• **INSTRUCTIONS FOR THE TASK**
What is needed is an exact repeat of the lines from the line containing "Output a JSON" through the final line of the entries below, and nothing else.

• **DATA FOR ANALYSIS**
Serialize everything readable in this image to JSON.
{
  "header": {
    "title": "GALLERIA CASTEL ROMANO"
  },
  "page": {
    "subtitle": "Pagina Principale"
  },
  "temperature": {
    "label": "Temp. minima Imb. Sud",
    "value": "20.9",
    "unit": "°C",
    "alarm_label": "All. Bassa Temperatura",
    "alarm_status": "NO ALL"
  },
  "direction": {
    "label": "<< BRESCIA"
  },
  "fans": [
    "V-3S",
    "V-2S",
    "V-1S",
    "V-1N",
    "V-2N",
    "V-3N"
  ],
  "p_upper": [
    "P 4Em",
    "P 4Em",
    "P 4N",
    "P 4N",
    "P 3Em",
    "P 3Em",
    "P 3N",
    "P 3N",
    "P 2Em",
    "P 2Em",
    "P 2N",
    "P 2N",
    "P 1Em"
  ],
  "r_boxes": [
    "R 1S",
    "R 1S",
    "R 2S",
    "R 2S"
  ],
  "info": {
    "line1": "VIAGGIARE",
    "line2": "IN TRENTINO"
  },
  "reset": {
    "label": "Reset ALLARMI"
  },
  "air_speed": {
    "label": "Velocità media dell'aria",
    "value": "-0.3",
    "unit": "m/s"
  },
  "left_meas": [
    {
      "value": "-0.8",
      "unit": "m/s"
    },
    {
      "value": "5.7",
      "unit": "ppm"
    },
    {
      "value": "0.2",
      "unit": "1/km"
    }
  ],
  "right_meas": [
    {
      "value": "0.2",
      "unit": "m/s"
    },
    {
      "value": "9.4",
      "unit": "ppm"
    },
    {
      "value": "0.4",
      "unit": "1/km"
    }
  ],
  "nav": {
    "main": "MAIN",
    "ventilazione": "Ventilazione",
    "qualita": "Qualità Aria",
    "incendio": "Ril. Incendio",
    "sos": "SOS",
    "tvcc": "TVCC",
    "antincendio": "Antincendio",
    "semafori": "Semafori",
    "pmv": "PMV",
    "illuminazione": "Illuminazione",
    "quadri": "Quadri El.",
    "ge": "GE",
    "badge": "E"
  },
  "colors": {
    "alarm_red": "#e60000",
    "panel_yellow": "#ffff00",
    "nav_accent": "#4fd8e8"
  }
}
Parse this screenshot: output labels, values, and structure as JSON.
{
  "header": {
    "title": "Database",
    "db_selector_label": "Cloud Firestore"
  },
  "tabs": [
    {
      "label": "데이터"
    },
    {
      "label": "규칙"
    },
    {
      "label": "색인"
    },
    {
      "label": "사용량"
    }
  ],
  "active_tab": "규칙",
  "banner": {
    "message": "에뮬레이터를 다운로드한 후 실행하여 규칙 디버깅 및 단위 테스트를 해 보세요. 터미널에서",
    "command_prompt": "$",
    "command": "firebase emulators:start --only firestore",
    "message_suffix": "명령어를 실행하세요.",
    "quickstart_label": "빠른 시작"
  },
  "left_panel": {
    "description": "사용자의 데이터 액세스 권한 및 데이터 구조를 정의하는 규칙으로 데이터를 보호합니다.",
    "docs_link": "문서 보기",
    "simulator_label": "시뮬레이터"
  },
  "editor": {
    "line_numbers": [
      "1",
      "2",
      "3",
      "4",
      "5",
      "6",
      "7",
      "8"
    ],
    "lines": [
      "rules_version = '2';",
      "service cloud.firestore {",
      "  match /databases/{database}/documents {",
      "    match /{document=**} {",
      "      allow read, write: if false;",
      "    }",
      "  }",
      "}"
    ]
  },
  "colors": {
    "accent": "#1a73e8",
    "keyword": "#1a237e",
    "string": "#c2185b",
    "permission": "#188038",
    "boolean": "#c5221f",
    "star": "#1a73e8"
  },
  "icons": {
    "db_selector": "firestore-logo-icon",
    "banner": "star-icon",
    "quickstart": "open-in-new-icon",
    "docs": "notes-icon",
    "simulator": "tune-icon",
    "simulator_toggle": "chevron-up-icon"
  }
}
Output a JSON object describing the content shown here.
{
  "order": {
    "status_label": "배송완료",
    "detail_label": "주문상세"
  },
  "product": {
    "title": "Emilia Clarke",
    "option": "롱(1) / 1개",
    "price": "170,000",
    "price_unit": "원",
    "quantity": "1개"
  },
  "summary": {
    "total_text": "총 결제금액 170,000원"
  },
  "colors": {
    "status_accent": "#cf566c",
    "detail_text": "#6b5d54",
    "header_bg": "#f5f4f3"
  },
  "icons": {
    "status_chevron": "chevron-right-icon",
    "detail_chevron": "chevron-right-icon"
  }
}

• **WRITTEN RESPONSE**
Output a JSON object describing the content shown here.
{
  "order": {
    "status_label": "배송완료",
    "detail_label": "주문상세"
  },
  "product": {
    "title": "Emilia Clarke",
    "option": "롱(1) / 1개",
    "price": "170,000",
    "price_unit": "원",
    "quantity": "1개"
  },
  "summary": {
    "total_text": "총 결제금액 170,000원"
  },
  "colors": {
    "status_accent": "#cf566c",
    "detail_text": "#6b5d54",
    "header_bg": "#f5f4f3"
  },
  "icons": {
    "status_chevron": "chevron-right-icon",
    "detail_chevron": "chevron-right-icon"
  }
}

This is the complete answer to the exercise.